> The problem
Whatever the records below say, write them all out exactly.
[[ Data shown open ]]
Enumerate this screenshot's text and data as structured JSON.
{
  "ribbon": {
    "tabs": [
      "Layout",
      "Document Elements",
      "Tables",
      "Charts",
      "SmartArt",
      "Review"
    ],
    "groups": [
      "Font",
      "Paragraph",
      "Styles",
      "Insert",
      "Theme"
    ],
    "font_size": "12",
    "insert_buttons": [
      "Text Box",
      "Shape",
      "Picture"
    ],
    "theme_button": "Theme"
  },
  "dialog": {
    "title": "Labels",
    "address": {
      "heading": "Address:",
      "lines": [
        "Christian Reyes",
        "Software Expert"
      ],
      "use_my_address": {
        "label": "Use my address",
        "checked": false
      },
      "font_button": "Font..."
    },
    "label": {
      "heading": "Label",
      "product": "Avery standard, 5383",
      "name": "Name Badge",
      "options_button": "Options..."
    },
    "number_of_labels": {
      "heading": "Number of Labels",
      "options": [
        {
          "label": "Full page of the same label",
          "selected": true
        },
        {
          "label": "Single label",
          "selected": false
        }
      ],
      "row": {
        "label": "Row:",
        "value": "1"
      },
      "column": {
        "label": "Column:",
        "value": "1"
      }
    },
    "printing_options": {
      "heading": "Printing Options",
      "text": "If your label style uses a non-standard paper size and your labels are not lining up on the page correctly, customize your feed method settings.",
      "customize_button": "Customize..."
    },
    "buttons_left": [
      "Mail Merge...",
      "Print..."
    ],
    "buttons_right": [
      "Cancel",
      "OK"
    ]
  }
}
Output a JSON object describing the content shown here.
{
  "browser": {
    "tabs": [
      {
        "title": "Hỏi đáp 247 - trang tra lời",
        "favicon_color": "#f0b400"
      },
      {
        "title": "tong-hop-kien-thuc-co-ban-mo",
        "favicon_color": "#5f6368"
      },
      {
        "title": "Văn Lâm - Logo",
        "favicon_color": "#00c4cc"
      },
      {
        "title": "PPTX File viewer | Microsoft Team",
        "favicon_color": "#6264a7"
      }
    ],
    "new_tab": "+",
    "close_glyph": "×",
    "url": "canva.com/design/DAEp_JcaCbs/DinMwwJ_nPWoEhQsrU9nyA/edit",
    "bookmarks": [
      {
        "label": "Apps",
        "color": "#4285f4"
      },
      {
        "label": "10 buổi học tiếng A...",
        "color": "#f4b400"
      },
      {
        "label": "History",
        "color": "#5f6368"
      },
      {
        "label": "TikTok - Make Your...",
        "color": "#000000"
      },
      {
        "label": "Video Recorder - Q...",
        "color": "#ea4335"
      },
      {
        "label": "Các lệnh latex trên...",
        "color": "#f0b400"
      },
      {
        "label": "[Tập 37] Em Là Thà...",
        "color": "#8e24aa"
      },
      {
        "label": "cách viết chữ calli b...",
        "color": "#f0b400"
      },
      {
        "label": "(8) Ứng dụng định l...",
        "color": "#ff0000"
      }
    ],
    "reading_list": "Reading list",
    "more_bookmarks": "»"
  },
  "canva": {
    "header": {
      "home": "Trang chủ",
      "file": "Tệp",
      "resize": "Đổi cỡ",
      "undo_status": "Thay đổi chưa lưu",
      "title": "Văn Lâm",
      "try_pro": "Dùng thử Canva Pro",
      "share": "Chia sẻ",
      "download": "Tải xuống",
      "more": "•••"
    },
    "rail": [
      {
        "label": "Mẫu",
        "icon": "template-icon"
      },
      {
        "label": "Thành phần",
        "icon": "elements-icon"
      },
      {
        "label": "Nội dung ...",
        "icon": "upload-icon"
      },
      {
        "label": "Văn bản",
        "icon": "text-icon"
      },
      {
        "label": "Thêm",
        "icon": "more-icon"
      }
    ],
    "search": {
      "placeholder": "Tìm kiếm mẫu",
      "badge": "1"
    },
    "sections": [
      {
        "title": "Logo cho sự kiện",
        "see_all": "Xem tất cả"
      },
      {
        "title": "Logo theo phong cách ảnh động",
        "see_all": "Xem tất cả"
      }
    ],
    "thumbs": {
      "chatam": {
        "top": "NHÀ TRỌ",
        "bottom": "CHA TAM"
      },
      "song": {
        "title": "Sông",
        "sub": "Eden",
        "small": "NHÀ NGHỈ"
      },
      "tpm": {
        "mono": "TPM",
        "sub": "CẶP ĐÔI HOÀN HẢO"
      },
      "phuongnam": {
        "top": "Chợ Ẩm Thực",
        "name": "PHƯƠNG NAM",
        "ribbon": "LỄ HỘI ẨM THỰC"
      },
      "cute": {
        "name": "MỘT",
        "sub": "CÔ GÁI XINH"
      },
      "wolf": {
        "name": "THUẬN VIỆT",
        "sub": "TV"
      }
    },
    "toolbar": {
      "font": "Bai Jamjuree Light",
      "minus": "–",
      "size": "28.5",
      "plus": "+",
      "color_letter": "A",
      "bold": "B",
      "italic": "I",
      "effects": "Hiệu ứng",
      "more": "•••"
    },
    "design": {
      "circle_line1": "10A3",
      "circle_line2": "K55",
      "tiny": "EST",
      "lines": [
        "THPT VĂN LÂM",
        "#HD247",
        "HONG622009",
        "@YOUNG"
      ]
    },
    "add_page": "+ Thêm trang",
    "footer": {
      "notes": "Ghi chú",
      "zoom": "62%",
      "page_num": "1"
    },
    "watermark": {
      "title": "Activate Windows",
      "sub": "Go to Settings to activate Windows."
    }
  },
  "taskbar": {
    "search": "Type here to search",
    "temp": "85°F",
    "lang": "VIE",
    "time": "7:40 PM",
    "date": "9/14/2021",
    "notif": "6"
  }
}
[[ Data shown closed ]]
> Your solution
Enumerate this screenshot's text and data as structured JSON.
{
  "ribbon": {
    "tabs": [
      "Layout",
      "Document Elements",
      "Tables",
      "Charts",
      "SmartArt",
      "Review"
    ],
    "groups": [
      "Font",
      "Paragraph",
      "Styles",
      "Insert",
      "Theme"
    ],
    "font_size": "12",
    "insert_buttons": [
      "Text Box",
      "Shape",
      "Picture"
    ],
    "theme_button": "Theme"
  },
  "dialog": {
    "title": "Labels",
    "address": {
      "heading": "Address:",
      "lines": [
        "Christian Reyes",
        "Software Expert"
      ],
      "use_my_address": {
        "label": "Use my address",
        "checked": false
      },
      "font_button": "Font..."
    },
    "label": {
      "heading": "Label",
      "product": "Avery standard, 5383",
      "name": "Name Badge",
      "options_button": "Options..."
    },
    "number_of_labels": {
      "heading": "Number of Labels",
      "options": [
        {
          "label": "Full page of the same label",
          "selected": true
        },
        {
          "label": "Single label",
          "selected": false
        }
      ],
      "row": {
        "label": "Row:",
        "value": "1"
      },
      "column": {
        "label": "Column:",
        "value": "1"
      }
    },
    "printing_options": {
      "heading": "Printing Options",
      "text": "If your label style uses a non-standard paper size and your labels are not lining up on the page correctly, customize your feed method settings.",
      "customize_button": "Customize..."
    },
    "buttons_left": [
      "Mail Merge...",
      "Print..."
    ],
    "buttons_right": [
      "Cancel",
      "OK"
    ]
  }
}
Output a JSON object describing the content shown here.
{
  "browser": {
    "tabs": [
      {
        "title": "Hỏi đáp 247 - trang tra lời",
        "favicon_color": "#f0b400"
      },
      {
        "title": "tong-hop-kien-thuc-co-ban-mo",
        "favicon_color": "#5f6368"
      },
      {
        "title": "Văn Lâm - Logo",
        "favicon_color": "#00c4cc"
      },
      {
        "title": "PPTX File viewer | Microsoft Team",
        "favicon_color": "#6264a7"
      }
    ],
    "new_tab": "+",
    "close_glyph": "×",
    "url": "canva.com/design/DAEp_JcaCbs/DinMwwJ_nPWoEhQsrU9nyA/edit",
    "bookmarks": [
      {
        "label": "Apps",
        "color": "#4285f4"
      },
      {
        "label": "10 buổi học tiếng A...",
        "color": "#f4b400"
      },
      {
        "label": "History",
        "color": "#5f6368"
      },
      {
        "label": "TikTok - Make Your...",
        "color": "#000000"
      },
      {
        "label": "Video Recorder - Q...",
        "color": "#ea4335"
      },
      {
        "label": "Các lệnh latex trên...",
        "color": "#f0b400"
      },
      {
        "label": "[Tập 37] Em Là Thà...",
        "color": "#8e24aa"
      },
      {
        "label": "cách viết chữ calli b...",
        "color": "#f0b400"
      },
      {
        "label": "(8) Ứng dụng định l...",
        "color": "#ff0000"
      }
    ],
    "reading_list": "Reading list",
    "more_bookmarks": "»"
  },
  "canva": {
    "header": {
      "home": "Trang chủ",
      "file": "Tệp",
      "resize": "Đổi cỡ",
      "undo_status": "Thay đổi chưa lưu",
      "title": "Văn Lâm",
      "try_pro": "Dùng thử Canva Pro",
      "share": "Chia sẻ",
      "download": "Tải xuống",
      "more": "•••"
    },
    "rail": [
      {
        "label": "Mẫu",
        "icon": "template-icon"
      },
      {
        "label": "Thành phần",
        "icon": "elements-icon"
      },
      {
        "label": "Nội dung ...",
        "icon": "upload-icon"
      },
      {
        "label": "Văn bản",
        "icon": "text-icon"
      },
      {
        "label": "Thêm",
        "icon": "more-icon"
      }
    ],
    "search": {
      "placeholder": "Tìm kiếm mẫu",
      "badge": "1"
    },
    "sections": [
      {
        "title": "Logo cho sự kiện",
        "see_all": "Xem tất cả"
      },
      {
        "title": "Logo theo phong cách ảnh động",
        "see_all": "Xem tất cả"
      }
    ],
    "thumbs": {
      "chatam": {
        "top": "NHÀ TRỌ",
        "bottom": "CHA TAM"
      },
      "song": {
        "title": "Sông",
        "sub": "Eden",
        "small": "NHÀ NGHỈ"
      },
      "tpm": {
        "mono": "TPM",
        "sub": "CẶP ĐÔI HOÀN HẢO"
      },
      "phuongnam": {
        "top": "Chợ Ẩm Thực",
        "name": "PHƯƠNG NAM",
        "ribbon": "LỄ HỘI ẨM THỰC"
      },
      "cute": {
        "name": "MỘT",
        "sub": "CÔ GÁI XINH"
      },
      "wolf": {
        "name": "THUẬN VIỆT",
        "sub": "TV"
      }
    },
    "toolbar": {
      "font": "Bai Jamjuree Light",
      "minus": "–",
      "size": "28.5",
      "plus": "+",
      "color_letter": "A",
      "bold": "B",
      "italic": "I",
      "effects": "Hiệu ứng",
      "more": "•••"
    },
    "design": {
      "circle_line1": "10A3",
      "circle_line2": "K55",
      "tiny": "EST",
      "lines": [
        "THPT VĂN LÂM",
        "#HD247",
        "HONG622009",
        "@YOUNG"
      ]
    },
    "add_page": "+ Thêm trang",
    "footer": {
      "notes": "Ghi chú",
      "zoom": "62%",
      "page_num": "1"
    },
    "watermark": {
      "title": "Activate Windows",
      "sub": "Go to Settings to activate Windows."
    }
  },
  "taskbar": {
    "search": "Type here to search",
    "temp": "85°F",
    "lang": "VIE",
    "time": "7:40 PM",
    "date": "9/14/2021",
    "notif": "6"
  }
}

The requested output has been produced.